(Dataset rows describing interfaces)
+ + + + + + +

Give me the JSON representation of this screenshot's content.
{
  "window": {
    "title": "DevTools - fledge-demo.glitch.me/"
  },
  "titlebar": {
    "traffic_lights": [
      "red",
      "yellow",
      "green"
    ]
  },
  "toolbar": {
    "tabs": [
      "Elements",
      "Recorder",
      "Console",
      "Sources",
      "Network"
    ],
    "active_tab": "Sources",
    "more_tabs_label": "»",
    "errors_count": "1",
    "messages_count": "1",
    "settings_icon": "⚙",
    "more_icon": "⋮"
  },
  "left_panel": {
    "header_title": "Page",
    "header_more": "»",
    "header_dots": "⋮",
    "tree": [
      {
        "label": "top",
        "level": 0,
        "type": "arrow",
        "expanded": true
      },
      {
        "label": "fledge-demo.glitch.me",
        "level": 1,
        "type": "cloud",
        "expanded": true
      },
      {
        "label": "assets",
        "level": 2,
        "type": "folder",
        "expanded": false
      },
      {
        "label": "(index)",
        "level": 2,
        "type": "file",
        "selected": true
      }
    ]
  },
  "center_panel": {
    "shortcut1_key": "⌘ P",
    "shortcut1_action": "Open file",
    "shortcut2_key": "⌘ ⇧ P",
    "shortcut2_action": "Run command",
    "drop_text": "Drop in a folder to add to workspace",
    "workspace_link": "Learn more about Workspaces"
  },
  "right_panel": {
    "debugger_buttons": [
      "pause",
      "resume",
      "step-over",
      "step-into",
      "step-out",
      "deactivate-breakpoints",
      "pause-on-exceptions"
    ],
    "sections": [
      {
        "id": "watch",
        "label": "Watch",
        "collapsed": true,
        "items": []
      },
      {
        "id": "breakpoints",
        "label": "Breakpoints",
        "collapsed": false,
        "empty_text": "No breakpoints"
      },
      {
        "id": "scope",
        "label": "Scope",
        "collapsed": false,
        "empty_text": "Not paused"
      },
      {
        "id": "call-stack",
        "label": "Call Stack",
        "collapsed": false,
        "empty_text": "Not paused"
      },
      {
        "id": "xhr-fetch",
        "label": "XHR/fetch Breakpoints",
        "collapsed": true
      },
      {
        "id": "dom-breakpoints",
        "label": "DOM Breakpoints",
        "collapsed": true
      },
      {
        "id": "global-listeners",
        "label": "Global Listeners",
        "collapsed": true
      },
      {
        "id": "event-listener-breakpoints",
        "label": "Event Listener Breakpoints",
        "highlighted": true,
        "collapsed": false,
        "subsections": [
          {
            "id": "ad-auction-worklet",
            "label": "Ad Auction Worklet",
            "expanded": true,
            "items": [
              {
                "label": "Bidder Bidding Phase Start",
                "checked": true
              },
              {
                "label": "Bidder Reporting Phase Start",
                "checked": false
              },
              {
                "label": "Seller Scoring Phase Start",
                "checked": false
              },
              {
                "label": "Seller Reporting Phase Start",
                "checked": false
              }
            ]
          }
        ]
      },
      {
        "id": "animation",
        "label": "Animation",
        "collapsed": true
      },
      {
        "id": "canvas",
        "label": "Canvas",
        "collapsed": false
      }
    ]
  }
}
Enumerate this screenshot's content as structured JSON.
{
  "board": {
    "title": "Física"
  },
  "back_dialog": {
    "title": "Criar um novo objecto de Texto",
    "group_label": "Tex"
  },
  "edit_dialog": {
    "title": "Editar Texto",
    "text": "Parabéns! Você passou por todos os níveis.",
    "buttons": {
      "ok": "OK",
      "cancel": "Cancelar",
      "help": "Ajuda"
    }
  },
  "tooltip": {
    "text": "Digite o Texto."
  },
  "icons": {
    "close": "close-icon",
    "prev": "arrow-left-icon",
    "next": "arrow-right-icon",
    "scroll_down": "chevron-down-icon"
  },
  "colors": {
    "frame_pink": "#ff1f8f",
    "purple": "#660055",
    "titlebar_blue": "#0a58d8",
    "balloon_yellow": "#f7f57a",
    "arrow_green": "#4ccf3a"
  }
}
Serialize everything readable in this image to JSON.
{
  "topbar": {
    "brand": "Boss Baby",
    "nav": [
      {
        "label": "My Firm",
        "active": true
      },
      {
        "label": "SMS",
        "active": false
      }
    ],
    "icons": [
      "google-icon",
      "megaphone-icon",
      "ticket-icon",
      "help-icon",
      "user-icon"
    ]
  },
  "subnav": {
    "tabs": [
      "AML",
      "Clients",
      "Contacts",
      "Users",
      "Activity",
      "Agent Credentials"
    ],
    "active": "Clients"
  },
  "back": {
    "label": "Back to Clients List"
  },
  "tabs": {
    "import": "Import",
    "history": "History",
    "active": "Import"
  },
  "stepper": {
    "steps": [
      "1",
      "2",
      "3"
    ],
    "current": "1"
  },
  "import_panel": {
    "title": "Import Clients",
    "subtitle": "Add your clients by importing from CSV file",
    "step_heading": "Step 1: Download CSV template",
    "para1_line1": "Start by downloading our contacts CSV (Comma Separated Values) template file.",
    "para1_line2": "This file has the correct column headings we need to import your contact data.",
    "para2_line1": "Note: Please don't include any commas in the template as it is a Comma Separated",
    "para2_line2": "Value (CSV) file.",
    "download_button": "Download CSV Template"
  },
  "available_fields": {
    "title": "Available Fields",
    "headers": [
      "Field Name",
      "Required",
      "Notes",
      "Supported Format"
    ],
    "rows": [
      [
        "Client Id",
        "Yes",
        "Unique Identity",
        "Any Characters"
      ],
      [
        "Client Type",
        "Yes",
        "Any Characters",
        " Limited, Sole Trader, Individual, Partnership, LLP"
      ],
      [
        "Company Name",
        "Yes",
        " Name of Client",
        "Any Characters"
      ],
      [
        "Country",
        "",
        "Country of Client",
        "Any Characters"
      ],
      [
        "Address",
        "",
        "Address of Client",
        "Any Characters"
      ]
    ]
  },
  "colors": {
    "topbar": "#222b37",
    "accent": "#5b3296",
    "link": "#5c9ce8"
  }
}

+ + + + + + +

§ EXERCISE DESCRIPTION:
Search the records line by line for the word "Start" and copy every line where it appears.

§ TASK RESPONSE:
                "label": "Bidder Bidding Phase Start",
                "label": "Bidder Reporting Phase Start",
                "label": "Seller Scoring Phase Start",
                "label": "Seller Reporting Phase Start",
    "para1_line1": "Start by downloading our contacts CSV (Comma Separated Values) template file.",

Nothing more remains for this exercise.